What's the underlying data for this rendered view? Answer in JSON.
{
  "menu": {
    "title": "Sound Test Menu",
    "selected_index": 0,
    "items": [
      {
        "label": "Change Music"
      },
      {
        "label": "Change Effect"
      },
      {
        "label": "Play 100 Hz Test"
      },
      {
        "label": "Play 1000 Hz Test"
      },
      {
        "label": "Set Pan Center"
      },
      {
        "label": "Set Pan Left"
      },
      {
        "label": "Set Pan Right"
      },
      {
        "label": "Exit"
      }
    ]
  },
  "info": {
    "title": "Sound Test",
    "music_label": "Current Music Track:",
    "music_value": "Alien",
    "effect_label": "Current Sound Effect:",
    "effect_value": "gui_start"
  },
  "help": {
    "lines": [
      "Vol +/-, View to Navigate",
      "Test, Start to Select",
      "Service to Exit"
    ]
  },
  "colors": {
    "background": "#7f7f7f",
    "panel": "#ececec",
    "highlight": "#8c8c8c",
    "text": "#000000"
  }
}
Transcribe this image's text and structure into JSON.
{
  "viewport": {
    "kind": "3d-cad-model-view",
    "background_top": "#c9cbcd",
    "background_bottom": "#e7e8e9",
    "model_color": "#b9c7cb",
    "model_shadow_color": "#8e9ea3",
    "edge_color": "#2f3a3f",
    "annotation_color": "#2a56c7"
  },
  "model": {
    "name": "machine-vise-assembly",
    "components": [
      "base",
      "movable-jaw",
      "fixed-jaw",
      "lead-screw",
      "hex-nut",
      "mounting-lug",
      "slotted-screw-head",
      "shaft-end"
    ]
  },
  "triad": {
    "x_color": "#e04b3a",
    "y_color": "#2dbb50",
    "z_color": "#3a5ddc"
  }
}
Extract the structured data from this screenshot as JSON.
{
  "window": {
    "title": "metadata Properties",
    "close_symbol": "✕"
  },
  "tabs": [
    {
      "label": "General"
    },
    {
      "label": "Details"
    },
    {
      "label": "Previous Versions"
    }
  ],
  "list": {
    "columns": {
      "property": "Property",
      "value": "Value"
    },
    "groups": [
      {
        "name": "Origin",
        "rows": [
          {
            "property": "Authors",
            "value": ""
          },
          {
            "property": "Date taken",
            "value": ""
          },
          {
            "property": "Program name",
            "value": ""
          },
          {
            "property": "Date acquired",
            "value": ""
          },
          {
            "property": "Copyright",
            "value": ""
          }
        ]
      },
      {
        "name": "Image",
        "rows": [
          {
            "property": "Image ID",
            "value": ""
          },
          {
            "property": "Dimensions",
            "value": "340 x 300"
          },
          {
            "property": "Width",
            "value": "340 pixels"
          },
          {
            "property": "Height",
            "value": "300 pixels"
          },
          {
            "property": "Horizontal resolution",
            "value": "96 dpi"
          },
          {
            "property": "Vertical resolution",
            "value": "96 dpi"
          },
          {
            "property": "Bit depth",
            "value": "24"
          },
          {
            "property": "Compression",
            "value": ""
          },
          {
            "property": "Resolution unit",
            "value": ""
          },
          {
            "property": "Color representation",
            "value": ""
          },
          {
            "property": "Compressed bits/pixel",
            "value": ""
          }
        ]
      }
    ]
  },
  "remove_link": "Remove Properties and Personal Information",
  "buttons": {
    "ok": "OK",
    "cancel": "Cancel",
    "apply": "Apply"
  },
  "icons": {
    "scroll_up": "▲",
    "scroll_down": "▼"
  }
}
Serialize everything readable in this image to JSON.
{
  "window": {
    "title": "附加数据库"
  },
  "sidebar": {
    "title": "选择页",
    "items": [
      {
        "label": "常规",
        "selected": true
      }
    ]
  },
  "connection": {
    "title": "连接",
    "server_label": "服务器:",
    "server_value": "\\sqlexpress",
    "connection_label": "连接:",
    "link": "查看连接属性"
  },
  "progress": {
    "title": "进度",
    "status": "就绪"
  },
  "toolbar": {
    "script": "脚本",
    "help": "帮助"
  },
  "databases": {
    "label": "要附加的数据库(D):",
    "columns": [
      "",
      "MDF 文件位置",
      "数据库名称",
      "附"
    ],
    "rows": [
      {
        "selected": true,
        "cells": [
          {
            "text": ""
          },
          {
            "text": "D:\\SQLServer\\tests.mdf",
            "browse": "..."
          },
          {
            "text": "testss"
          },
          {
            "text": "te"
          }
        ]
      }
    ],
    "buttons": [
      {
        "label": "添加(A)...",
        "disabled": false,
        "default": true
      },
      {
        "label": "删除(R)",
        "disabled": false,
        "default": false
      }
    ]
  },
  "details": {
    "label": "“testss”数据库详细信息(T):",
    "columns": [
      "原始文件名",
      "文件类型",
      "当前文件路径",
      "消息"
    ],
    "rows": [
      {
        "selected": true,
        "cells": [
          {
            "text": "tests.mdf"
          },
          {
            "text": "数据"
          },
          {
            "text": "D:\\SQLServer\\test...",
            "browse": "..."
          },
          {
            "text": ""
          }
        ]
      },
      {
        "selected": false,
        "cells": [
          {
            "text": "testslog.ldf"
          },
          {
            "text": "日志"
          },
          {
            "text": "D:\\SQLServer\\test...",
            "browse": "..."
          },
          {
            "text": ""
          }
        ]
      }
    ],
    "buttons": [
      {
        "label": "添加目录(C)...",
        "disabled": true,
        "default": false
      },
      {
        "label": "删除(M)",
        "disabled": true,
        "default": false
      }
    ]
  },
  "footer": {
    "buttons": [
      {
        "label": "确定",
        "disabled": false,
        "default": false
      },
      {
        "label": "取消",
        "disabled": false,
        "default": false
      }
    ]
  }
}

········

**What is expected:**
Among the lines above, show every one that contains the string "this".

**Written response:**
What's the underlying data for this rendered view? Answer in JSON.
Transcribe this image's text and structure into JSON.
Extract the structured data from this screenshot as JSON.
Serialize everything readable in this image to JSON.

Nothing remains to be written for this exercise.